- [Task statement] Each record listed below is to be output exactly as written.

- [Extracted records]
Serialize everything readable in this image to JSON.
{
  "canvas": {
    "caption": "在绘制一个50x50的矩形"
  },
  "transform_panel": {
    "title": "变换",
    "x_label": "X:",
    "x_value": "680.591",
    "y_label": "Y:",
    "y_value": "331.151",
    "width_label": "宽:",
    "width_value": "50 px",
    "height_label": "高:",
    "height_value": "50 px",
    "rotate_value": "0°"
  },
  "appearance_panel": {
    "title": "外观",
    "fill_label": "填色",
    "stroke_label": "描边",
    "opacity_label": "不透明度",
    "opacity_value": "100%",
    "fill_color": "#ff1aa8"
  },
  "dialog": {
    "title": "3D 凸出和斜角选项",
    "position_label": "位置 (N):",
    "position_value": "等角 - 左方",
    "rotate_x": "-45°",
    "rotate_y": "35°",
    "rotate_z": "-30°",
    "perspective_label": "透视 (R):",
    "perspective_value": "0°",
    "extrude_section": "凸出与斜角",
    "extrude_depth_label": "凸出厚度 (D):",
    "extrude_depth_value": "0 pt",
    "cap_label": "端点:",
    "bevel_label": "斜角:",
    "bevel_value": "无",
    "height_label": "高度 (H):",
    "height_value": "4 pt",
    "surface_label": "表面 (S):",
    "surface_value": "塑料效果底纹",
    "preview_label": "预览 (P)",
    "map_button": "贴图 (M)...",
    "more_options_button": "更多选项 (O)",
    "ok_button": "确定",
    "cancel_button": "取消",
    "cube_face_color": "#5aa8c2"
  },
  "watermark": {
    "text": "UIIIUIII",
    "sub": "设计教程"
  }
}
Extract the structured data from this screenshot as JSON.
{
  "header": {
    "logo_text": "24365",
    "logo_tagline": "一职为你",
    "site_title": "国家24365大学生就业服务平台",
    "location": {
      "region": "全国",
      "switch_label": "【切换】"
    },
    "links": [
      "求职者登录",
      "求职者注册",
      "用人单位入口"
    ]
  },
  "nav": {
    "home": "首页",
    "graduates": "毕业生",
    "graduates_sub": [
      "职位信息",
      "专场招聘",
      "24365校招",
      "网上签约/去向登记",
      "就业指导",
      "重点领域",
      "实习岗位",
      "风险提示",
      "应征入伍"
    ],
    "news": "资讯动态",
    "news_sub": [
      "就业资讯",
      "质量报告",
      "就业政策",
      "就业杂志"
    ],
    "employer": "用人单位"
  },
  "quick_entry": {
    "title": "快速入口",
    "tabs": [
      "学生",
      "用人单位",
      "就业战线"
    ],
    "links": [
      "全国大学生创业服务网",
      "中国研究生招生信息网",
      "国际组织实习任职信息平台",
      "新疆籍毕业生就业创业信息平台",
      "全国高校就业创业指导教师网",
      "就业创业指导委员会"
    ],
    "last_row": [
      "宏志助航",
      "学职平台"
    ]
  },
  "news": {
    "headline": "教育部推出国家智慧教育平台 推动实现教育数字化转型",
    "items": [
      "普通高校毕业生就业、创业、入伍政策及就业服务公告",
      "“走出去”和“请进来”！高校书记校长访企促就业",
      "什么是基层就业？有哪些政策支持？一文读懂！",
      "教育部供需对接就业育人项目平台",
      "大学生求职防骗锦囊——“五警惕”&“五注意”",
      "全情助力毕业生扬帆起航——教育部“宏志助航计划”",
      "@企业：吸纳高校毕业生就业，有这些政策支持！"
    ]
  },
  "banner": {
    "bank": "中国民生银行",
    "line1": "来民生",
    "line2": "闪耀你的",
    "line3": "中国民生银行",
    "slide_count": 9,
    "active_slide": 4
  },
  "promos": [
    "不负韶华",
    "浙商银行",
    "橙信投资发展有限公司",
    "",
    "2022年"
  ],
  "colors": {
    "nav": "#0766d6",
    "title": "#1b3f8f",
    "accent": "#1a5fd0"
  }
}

- [Task result]
Serialize everything readable in this image to JSON.
{
  "canvas": {
    "caption": "在绘制一个50x50的矩形"
  },
  "transform_panel": {
    "title": "变换",
    "x_label": "X:",
    "x_value": "680.591",
    "y_label": "Y:",
    "y_value": "331.151",
    "width_label": "宽:",
    "width_value": "50 px",
    "height_label": "高:",
    "height_value": "50 px",
    "rotate_value": "0°"
  },
  "appearance_panel": {
    "title": "外观",
    "fill_label": "填色",
    "stroke_label": "描边",
    "opacity_label": "不透明度",
    "opacity_value": "100%",
    "fill_color": "#ff1aa8"
  },
  "dialog": {
    "title": "3D 凸出和斜角选项",
    "position_label": "位置 (N):",
    "position_value": "等角 - 左方",
    "rotate_x": "-45°",
    "rotate_y": "35°",
    "rotate_z": "-30°",
    "perspective_label": "透视 (R):",
    "perspective_value": "0°",
    "extrude_section": "凸出与斜角",
    "extrude_depth_label": "凸出厚度 (D):",
    "extrude_depth_value": "0 pt",
    "cap_label": "端点:",
    "bevel_label": "斜角:",
    "bevel_value": "无",
    "height_label": "高度 (H):",
    "height_value": "4 pt",
    "surface_label": "表面 (S):",
    "surface_value": "塑料效果底纹",
    "preview_label": "预览 (P)",
    "map_button": "贴图 (M)...",
    "more_options_button": "更多选项 (O)",
    "ok_button": "确定",
    "cancel_button": "取消",
    "cube_face_color": "#5aa8c2"
  },
  "watermark": {
    "text": "UIIIUIII",
    "sub": "设计教程"
  }
}
Extract the structured data from this screenshot as JSON.
{
  "header": {
    "logo_text": "24365",
    "logo_tagline": "一职为你",
    "site_title": "国家24365大学生就业服务平台",
    "location": {
      "region": "全国",
      "switch_label": "【切换】"
    },
    "links": [
      "求职者登录",
      "求职者注册",
      "用人单位入口"
    ]
  },
  "nav": {
    "home": "首页",
    "graduates": "毕业生",
    "graduates_sub": [
      "职位信息",
      "专场招聘",
      "24365校招",
      "网上签约/去向登记",
      "就业指导",
      "重点领域",
      "实习岗位",
      "风险提示",
      "应征入伍"
    ],
    "news": "资讯动态",
    "news_sub": [
      "就业资讯",
      "质量报告",
      "就业政策",
      "就业杂志"
    ],
    "employer": "用人单位"
  },
  "quick_entry": {
    "title": "快速入口",
    "tabs": [
      "学生",
      "用人单位",
      "就业战线"
    ],
    "links": [
      "全国大学生创业服务网",
      "中国研究生招生信息网",
      "国际组织实习任职信息平台",
      "新疆籍毕业生就业创业信息平台",
      "全国高校就业创业指导教师网",
      "就业创业指导委员会"
    ],
    "last_row": [
      "宏志助航",
      "学职平台"
    ]
  },
  "news": {
    "headline": "教育部推出国家智慧教育平台 推动实现教育数字化转型",
    "items": [
      "普通高校毕业生就业、创业、入伍政策及就业服务公告",
      "“走出去”和“请进来”！高校书记校长访企促就业",
      "什么是基层就业？有哪些政策支持？一文读懂！",
      "教育部供需对接就业育人项目平台",
      "大学生求职防骗锦囊——“五警惕”&“五注意”",
      "全情助力毕业生扬帆起航——教育部“宏志助航计划”",
      "@企业：吸纳高校毕业生就业，有这些政策支持！"
    ]
  },
  "banner": {
    "bank": "中国民生银行",
    "line1": "来民生",
    "line2": "闪耀你的",
    "line3": "中国民生银行",
    "slide_count": 9,
    "active_slide": 4
  },
  "promos": [
    "不负韶华",
    "浙商银行",
    "橙信投资发展有限公司",
    "",
    "2022年"
  ],
  "colors": {
    "nav": "#0766d6",
    "title": "#1b3f8f",
    "accent": "#1a5fd0"
  }
}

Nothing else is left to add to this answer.